What is being asked:
Set down the data again word for word. Skip any pictures.

····················

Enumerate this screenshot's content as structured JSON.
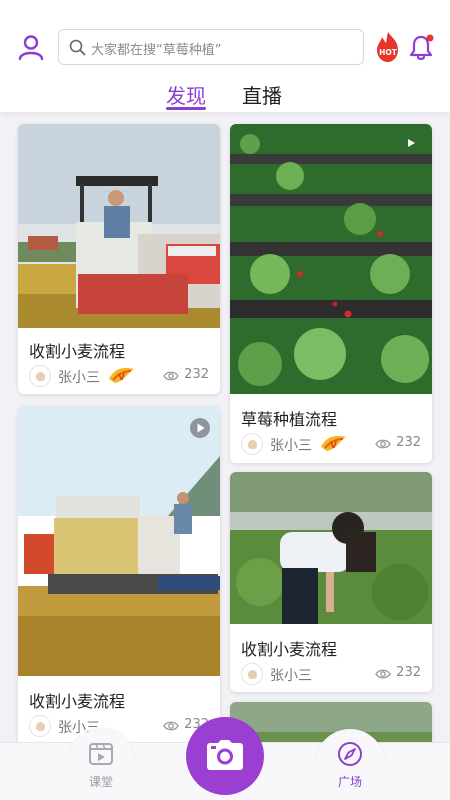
{
  "header": {
    "search_placeholder": "大家都在搜“草莓种植”",
    "hot_badge": "HOT"
  },
  "tabs": [
    {
      "label": "发现",
      "active": true
    },
    {
      "label": "直播",
      "active": false
    }
  ],
  "colors": {
    "accent": "#8a3fd0",
    "camera": "#9b3fd2"
  },
  "feed": {
    "cards": [
      {
        "title": "收割小麦流程",
        "author": "张小三",
        "views": "232",
        "vip": true,
        "video": false
      },
      {
        "title": "草莓种植流程",
        "author": "张小三",
        "views": "232",
        "vip": true,
        "video": true
      },
      {
        "title": "收割小麦流程",
        "author": "张小三",
        "views": "232",
        "vip": false,
        "video": true
      },
      {
        "title": "收割小麦流程",
        "author": "张小三",
        "views": "232",
        "vip": false,
        "video": false
      }
    ]
  },
  "bottom_nav": {
    "classroom": "课堂",
    "square": "广场",
    "camera_icon": "camera-icon"
  }
}
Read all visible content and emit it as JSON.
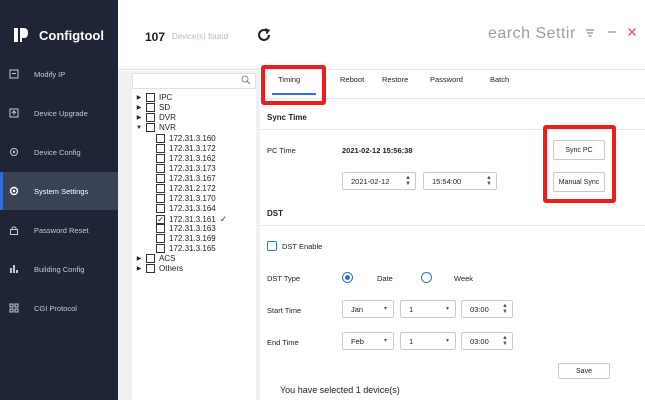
{
  "app": {
    "name": "Configtool",
    "logo_icon": "logo-icon"
  },
  "sidebar": {
    "items": [
      {
        "label": "Modify IP",
        "icon": "ip-icon"
      },
      {
        "label": "Device Upgrade",
        "icon": "upgrade-icon"
      },
      {
        "label": "Device Config",
        "icon": "config-icon"
      },
      {
        "label": "System Settings",
        "icon": "settings-icon",
        "active": true
      },
      {
        "label": "Password Reset",
        "icon": "lock-icon"
      },
      {
        "label": "Building Config",
        "icon": "building-icon"
      },
      {
        "label": "CGI Protocol",
        "icon": "protocol-icon"
      }
    ]
  },
  "topbar": {
    "device_count": "107",
    "devices_found": "Device(s) found",
    "search_text": "earch Settir"
  },
  "tree": {
    "groups": [
      "IPC",
      "SD",
      "DVR",
      "NVR"
    ],
    "nvr_ips": [
      "172.31.3.160",
      "172.31.3.172",
      "172.31.3.162",
      "172.31.3.173",
      "172.31.3.167",
      "172.31.2.172",
      "172.31.3.170",
      "172.31.3.164",
      "172.31.3.161",
      "172.31.3.163",
      "172.31.3.169",
      "172.31.3.165"
    ],
    "checked_ip": "172.31.3.161",
    "other_groups": [
      "ACS",
      "Others"
    ]
  },
  "tabs": [
    "Timing",
    "Reboot",
    "Restore",
    "Password",
    "Batch"
  ],
  "sync_time": {
    "title": "Sync Time",
    "pc_time_label": "PC Time",
    "pc_time_value": "2021-02-12 15:56:38",
    "date_value": "2021-02-12",
    "time_value": "15:54:00",
    "sync_pc_button": "Sync PC",
    "manual_sync_button": "Manual Sync"
  },
  "dst": {
    "title": "DST",
    "enable_label": "DST Enable",
    "type_label": "DST Type",
    "type_date": "Date",
    "type_week": "Week",
    "start_label": "Start Time",
    "start_month": "Jan",
    "start_day": "1",
    "start_time": "03:00",
    "end_label": "End Time",
    "end_month": "Feb",
    "end_day": "1",
    "end_time": "03:00",
    "save_button": "Save"
  },
  "footer": {
    "selected_msg": "You have selected 1 device(s)"
  },
  "colors": {
    "sidebar_bg": "#1f2536",
    "accent": "#2f6fd6",
    "highlight": "#ee1c1c"
  }
}
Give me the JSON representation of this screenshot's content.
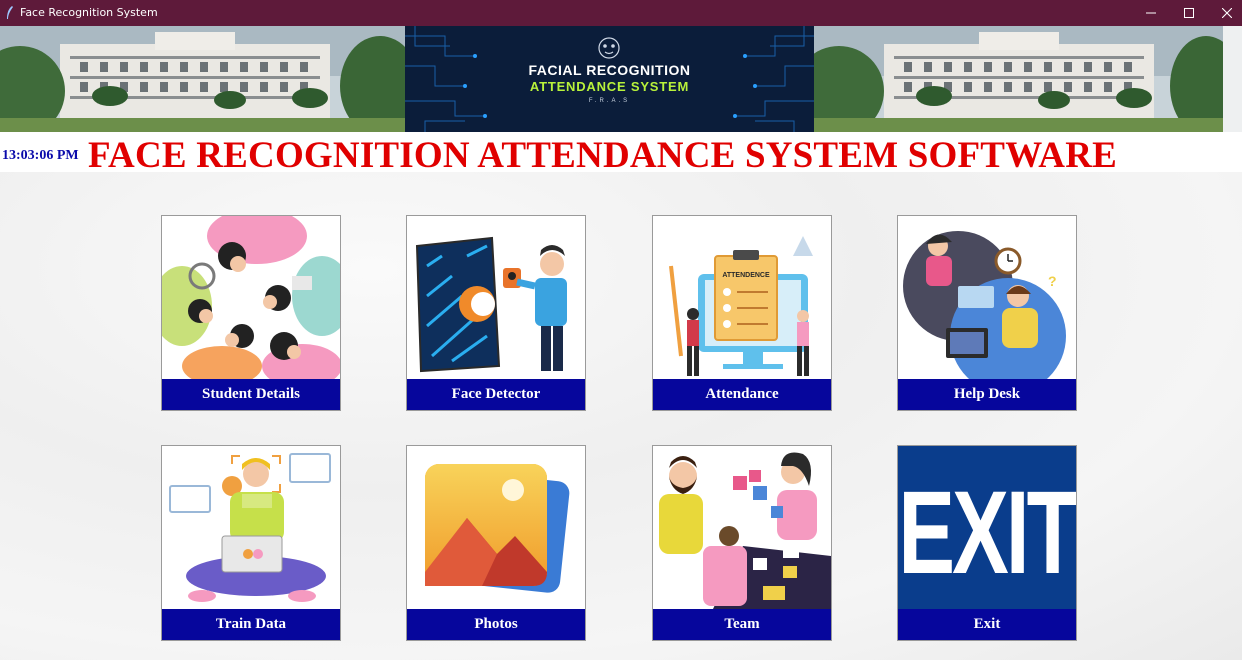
{
  "window": {
    "title": "Face Recognition System",
    "controls": [
      "minimize-icon",
      "maximize-icon",
      "close-icon"
    ]
  },
  "banner": {
    "logo_line1": "FACIAL RECOGNITION",
    "logo_line2": "ATTENDANCE SYSTEM",
    "logo_abbrev": "F.R.A.S"
  },
  "header": {
    "clock": "13:03:06 PM",
    "title": "FACE RECOGNITION ATTENDANCE SYSTEM SOFTWARE"
  },
  "tiles": [
    {
      "label": "Student Details",
      "icon": "students-icon"
    },
    {
      "label": "Face Detector",
      "icon": "face-scan-icon"
    },
    {
      "label": "Attendance",
      "icon": "attendance-clipboard-icon"
    },
    {
      "label": "Help Desk",
      "icon": "help-desk-icon"
    },
    {
      "label": "Train Data",
      "icon": "train-data-icon"
    },
    {
      "label": "Photos",
      "icon": "photos-icon"
    },
    {
      "label": "Team",
      "icon": "team-puzzle-icon"
    },
    {
      "label": "Exit",
      "icon": "exit-sign-icon",
      "image_text": "EXIT"
    }
  ],
  "colors": {
    "titlebar": "#5e1a3a",
    "label_bar": "#06069c",
    "title_red": "#e00000",
    "clock_blue": "#0a0aaa",
    "exit_bg": "#0a3d8c"
  }
}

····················

Exercise result:
Enumerate this screenshot's content as structured JSON.
{
  "header": {
    "search_placeholder": "大家都在搜“草莓种植”",
    "hot_badge": "HOT"
  },
  "tabs": [
    {
      "label": "发现",
      "active": true
    },
    {
      "label": "直播",
      "active": false
    }
  ],
  "colors": {
    "accent": "#8a3fd0",
    "camera": "#9b3fd2"
  },
  "feed": {
    "cards": [
      {
        "title": "收割小麦流程",
        "author": "张小三",
        "views": "232",
        "vip": true,
        "video": false
      },
      {
        "title": "草莓种植流程",
        "author": "张小三",
        "views": "232",
        "vip": true,
        "video": true
      },
      {
        "title": "收割小麦流程",
        "author": "张小三",
        "views": "232",
        "vip": false,
        "video": true
      },
      {
        "title": "收割小麦流程",
        "author": "张小三",
        "views": "232",
        "vip": false,
        "video": false
      }
    ]
  },
  "bottom_nav": {
    "classroom": "课堂",
    "square": "广场",
    "camera_icon": "camera-icon"
  }
}
Read all visible content and emit it as JSON.
{
  "app": {
    "name": "Configtool",
    "logo_icon": "logo-icon"
  },
  "sidebar": {
    "items": [
      {
        "label": "Modify IP",
        "icon": "ip-icon"
      },
      {
        "label": "Device Upgrade",
        "icon": "upgrade-icon"
      },
      {
        "label": "Device Config",
        "icon": "config-icon"
      },
      {
        "label": "System Settings",
        "icon": "settings-icon",
        "active": true
      },
      {
        "label": "Password Reset",
        "icon": "lock-icon"
      },
      {
        "label": "Building Config",
        "icon": "building-icon"
      },
      {
        "label": "CGI Protocol",
        "icon": "protocol-icon"
      }
    ]
  },
  "topbar": {
    "device_count": "107",
    "devices_found": "Device(s) found",
    "search_text": "earch Settir"
  },
  "tree": {
    "groups": [
      "IPC",
      "SD",
      "DVR",
      "NVR"
    ],
    "nvr_ips": [
      "172.31.3.160",
      "172.31.3.172",
      "172.31.3.162",
      "172.31.3.173",
      "172.31.3.167",
      "172.31.2.172",
      "172.31.3.170",
      "172.31.3.164",
      "172.31.3.161",
      "172.31.3.163",
      "172.31.3.169",
      "172.31.3.165"
    ],
    "checked_ip": "172.31.3.161",
    "other_groups": [
      "ACS",
      "Others"
    ]
  },
  "tabs": [
    "Timing",
    "Reboot",
    "Restore",
    "Password",
    "Batch"
  ],
  "sync_time": {
    "title": "Sync Time",
    "pc_time_label": "PC Time",
    "pc_time_value": "2021-02-12 15:56:38",
    "date_value": "2021-02-12",
    "time_value": "15:54:00",
    "sync_pc_button": "Sync PC",
    "manual_sync_button": "Manual Sync"
  },
  "dst": {
    "title": "DST",
    "enable_label": "DST Enable",
    "type_label": "DST Type",
    "type_date": "Date",
    "type_week": "Week",
    "start_label": "Start Time",
    "start_month": "Jan",
    "start_day": "1",
    "start_time": "03:00",
    "end_label": "End Time",
    "end_month": "Feb",
    "end_day": "1",
    "end_time": "03:00",
    "save_button": "Save"
  },
  "footer": {
    "selected_msg": "You have selected 1 device(s)"
  },
  "colors": {
    "sidebar_bg": "#1f2536",
    "accent": "#2f6fd6",
    "highlight": "#ee1c1c"
  }
}
Give me the JSON representation of this screenshot's content.
{
  "window": {
    "title": "Face Recognition System",
    "controls": [
      "minimize-icon",
      "maximize-icon",
      "close-icon"
    ]
  },
  "banner": {
    "logo_line1": "FACIAL RECOGNITION",
    "logo_line2": "ATTENDANCE SYSTEM",
    "logo_abbrev": "F.R.A.S"
  },
  "header": {
    "clock": "13:03:06 PM",
    "title": "FACE RECOGNITION ATTENDANCE SYSTEM SOFTWARE"
  },
  "tiles": [
    {
      "label": "Student Details",
      "icon": "students-icon"
    },
    {
      "label": "Face Detector",
      "icon": "face-scan-icon"
    },
    {
      "label": "Attendance",
      "icon": "attendance-clipboard-icon"
    },
    {
      "label": "Help Desk",
      "icon": "help-desk-icon"
    },
    {
      "label": "Train Data",
      "icon": "train-data-icon"
    },
    {
      "label": "Photos",
      "icon": "photos-icon"
    },
    {
      "label": "Team",
      "icon": "team-puzzle-icon"
    },
    {
      "label": "Exit",
      "icon": "exit-sign-icon",
      "image_text": "EXIT"
    }
  ],
  "colors": {
    "titlebar": "#5e1a3a",
    "label_bar": "#06069c",
    "title_red": "#e00000",
    "clock_blue": "#0a0aaa",
    "exit_bg": "#0a3d8c"
  }
}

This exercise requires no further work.